Stephen Way, Hunniford's second husband, also has family and between them they have 10 grandchildren, "four on my blood side".

Earlier this year Hunniford revisited her love of music in The Masked Singer. It was quite daunting.

"This is a big, big production on a big stage. One of my sons said to me, 'Are you sure you want to do it?'"

Of course she did... "It was lovely to rehearse music, the high and low notes. I think everybody likes to sing, maybe after a couple of glasses of wine. But was I nervous? No, because I was almost singing to myself inside the mask." Snow Leopard was spotted fairly early on but had a ball.

In recognition of her trailblazing broadcasting career, Gloria Hunniford won the RTS NI Brian Waddell Award for Outstanding Contribution at a ceremony in Belfast in May. She is pictured with her friend Eamonn Holmes, who presented her with the award. Picture by Darren Kidd/Presseye.
In recognition of her trailblazing broadcasting career, Gloria Hunniford won the RTS NI Brian Waddell Award for Outstanding Contribution at a ceremony in Belfast in May. She is pictured with her friend Eamonn Holmes, who presented her with the award. Picture by Darren Kidd/Presseye.

She is keen to start filming the new series of Rip Off Britain. "It's now got a prime time slot at 7pm on BBC One which is great. The programme has never been more relevant. Our mailbag is full of letters from people saying they can't feed their children or pay their energy bills. I don't think three 21-year-olds could do the same job, our public trust us."

Hunniford is a third of the presenting team with Angela Rippon ("We sometimes have lunch together") and Julia Somerville, but they film the show separately.

Hunniford often visits the place she still calls home. Recently over for the Royal Television Society NI Awards, she was given the Brian Waddell award for her outstanding contribution to broadcasting, prefaced by plaudits from long-time friend Eamonn Holmes.

She says at one point: "What drives me is my love of the business." This winter Hunniford will get the Freedom of the Borough of the City of Armagh, Banbridge and Craigavon: "I love coming back... The quality of life here is amazing."

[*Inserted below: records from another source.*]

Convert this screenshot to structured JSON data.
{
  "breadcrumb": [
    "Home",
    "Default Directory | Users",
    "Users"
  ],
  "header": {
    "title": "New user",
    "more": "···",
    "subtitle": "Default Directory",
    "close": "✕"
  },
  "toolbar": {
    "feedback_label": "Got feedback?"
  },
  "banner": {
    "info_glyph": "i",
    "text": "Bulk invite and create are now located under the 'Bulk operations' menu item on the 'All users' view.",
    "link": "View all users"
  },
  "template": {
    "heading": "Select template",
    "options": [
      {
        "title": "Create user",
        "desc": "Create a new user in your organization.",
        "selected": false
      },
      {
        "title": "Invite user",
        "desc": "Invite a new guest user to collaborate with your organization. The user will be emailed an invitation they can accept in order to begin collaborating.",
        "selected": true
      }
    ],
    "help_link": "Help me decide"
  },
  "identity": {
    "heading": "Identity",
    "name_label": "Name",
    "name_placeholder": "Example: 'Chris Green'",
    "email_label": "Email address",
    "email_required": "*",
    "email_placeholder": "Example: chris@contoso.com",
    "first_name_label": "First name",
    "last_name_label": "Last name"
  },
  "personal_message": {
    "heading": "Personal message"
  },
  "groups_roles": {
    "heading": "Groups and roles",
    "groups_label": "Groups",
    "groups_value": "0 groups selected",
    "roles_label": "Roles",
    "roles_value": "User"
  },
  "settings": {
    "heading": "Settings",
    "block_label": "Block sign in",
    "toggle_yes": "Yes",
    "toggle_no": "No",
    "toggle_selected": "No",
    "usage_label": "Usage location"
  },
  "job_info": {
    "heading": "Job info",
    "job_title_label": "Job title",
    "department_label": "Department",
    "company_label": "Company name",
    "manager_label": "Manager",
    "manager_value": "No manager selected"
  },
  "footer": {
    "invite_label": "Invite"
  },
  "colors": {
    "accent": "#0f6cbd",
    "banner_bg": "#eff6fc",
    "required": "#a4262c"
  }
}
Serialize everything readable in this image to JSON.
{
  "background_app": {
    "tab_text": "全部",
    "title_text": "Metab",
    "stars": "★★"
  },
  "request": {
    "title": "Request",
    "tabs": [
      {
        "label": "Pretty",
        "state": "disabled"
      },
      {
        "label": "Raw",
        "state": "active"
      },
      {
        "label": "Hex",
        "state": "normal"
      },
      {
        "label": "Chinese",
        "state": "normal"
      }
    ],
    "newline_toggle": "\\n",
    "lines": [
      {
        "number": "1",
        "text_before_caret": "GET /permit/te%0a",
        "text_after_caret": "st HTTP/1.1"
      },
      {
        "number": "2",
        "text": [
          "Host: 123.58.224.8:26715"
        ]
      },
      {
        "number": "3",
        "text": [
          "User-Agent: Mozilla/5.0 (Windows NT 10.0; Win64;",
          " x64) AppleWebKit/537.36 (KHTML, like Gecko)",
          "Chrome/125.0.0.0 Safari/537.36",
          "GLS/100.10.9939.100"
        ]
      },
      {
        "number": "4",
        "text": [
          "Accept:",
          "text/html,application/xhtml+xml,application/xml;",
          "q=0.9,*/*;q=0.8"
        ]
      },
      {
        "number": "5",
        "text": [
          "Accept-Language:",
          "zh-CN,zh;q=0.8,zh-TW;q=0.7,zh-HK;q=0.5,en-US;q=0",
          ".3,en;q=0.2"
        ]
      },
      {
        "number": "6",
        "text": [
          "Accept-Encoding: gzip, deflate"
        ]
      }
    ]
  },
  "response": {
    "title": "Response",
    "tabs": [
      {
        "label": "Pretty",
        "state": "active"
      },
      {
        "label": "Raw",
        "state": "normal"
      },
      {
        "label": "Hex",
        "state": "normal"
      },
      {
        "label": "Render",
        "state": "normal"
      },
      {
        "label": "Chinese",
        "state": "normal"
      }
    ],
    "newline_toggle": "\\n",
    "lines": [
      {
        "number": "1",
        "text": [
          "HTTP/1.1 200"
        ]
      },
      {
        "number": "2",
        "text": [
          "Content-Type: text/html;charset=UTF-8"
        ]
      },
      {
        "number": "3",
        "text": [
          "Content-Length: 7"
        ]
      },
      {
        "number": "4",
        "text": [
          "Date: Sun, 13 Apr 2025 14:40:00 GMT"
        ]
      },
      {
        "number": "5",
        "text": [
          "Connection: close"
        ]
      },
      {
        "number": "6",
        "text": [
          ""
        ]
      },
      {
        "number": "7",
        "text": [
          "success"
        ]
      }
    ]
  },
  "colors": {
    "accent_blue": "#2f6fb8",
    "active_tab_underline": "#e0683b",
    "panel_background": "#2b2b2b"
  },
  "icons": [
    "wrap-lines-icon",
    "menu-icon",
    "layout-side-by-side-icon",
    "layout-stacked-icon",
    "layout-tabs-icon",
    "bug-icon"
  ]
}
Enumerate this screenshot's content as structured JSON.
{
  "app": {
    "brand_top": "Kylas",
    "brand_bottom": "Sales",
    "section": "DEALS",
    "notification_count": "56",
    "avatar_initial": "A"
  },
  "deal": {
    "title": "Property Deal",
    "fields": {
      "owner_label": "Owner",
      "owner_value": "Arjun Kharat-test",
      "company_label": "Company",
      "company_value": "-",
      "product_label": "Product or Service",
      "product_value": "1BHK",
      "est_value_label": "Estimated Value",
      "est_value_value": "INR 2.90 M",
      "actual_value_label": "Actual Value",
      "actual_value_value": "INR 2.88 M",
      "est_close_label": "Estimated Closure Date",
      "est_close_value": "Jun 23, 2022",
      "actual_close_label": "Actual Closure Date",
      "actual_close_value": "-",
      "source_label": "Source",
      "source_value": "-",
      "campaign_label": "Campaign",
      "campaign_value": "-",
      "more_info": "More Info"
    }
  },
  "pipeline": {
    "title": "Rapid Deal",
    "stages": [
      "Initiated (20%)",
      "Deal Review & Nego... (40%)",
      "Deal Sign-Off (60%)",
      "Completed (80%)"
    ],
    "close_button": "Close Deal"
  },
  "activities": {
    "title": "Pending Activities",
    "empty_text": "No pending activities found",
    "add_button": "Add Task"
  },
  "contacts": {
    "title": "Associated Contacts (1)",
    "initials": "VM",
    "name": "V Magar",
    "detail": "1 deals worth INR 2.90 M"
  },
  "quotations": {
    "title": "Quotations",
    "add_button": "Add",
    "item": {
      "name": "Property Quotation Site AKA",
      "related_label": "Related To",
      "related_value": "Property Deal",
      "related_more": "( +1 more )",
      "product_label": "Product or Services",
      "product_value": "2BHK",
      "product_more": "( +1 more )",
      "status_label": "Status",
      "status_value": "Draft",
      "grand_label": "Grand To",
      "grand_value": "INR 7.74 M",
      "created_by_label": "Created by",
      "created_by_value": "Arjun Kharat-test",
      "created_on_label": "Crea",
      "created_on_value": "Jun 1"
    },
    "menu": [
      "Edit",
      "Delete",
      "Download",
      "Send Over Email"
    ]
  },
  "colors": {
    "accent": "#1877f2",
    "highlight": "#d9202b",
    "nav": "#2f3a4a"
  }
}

Asked what was the best advice she had ever received, Hunniford pauses briefly then says: "Remember I was given a job in broadcasting. Once you're given your luck, work hard to make that luck work for you."